The Camino gives you an new appreciation for your God given physical body. As each kilometre passes, you become ever increasingly grateful, that this physical being has and is still carrying you through this walk and life. So many times we are stuck in our heads, too busy with life, we often forget we have bodies. They are an annoyance, something to cover up or abuse with drugs, food, or starve; yet He made us in His image. The media is very good at making us dislike our physical form; lumps and bumps not quite in the right place; but the Camino forces your to celebrate it, warts and all. Once you realise that your body is a God given gift, you look at others that you pass on the walk in a while new way; giving increasing respect and compassion to that 70 yr old couple, the woman in her 90’s that you keep overtaking, the young couple with the baby in a buggy. We are all images of God, and what a diverse and beautiful image we are!
By the time you reach the square at Santiago de Compostela you’re empty. The last day’s uphill stretch is relentless, and then the last part through the town is difficult. Your tired, sore, hot and trying to dodge people going around their everyday life. It’s noisy, overstimulating and smelly. You arrive in that square with mixed emotions and the shedding of tears is common. You’re elated that you got this far, but saddened as this journey ends. But to see the Cathedral of Santiago it all its glory is magnificent!

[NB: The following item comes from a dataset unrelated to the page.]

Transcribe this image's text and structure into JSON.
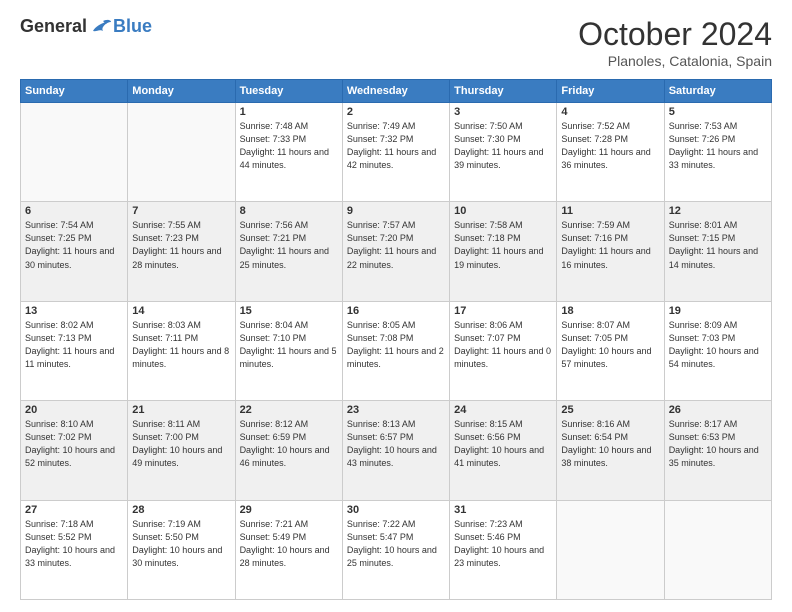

Walking into the Cathedral, it like a long cool and much needed embrace. We joined the pilgrims queue to hug St James the Apostle, to hand over our Camino intentions.
Whilst hugging a cold lump of gold may look and seem stupid, there is a finality in the motion. With your arms around the statue, St James reminds you of the thousand of pilgrims who have done this, who have walked this way. Billions of intentions lay on these shoulders, humanity’s plea for something better for someone suffering. It’s a humbling and stark reminder that we are not the same people who set out in this road. Every passing hour, every passing kilometre has a changed us, made us look at life in a new way, made us look at others in a new way. This body has ‘emptied’, and in the process has made space for the new wine, the divine wine. It’s is this losing of the ‘self’ that you stop fighting, and let God in.
The pilgrims Mass is a celebration. All walks of life, all nations together, to celebrate in worship and prayer. If you’re really lucky you get to see the ‘Botufumeiro’- the thurible the size of a mini flying across the nave of the church bellowing our it’s sweet aroma! Whilst in the past it had been used to ‘fumigate’ the church due to the smell of well travelled pilgrims, now it’s just a showpiece. But if you look away for a moment from it’s display and look around you, what you see are the faces of God’s children shining, gleefully smiling in defenceless joy.
So, has walking the Camino has changed my life? Yes! (Said with certainly). In the process, I didn’t find ‘me’ but God certainly did! The challenge now is to walk the rest of my life’s Camino, in the same spirit!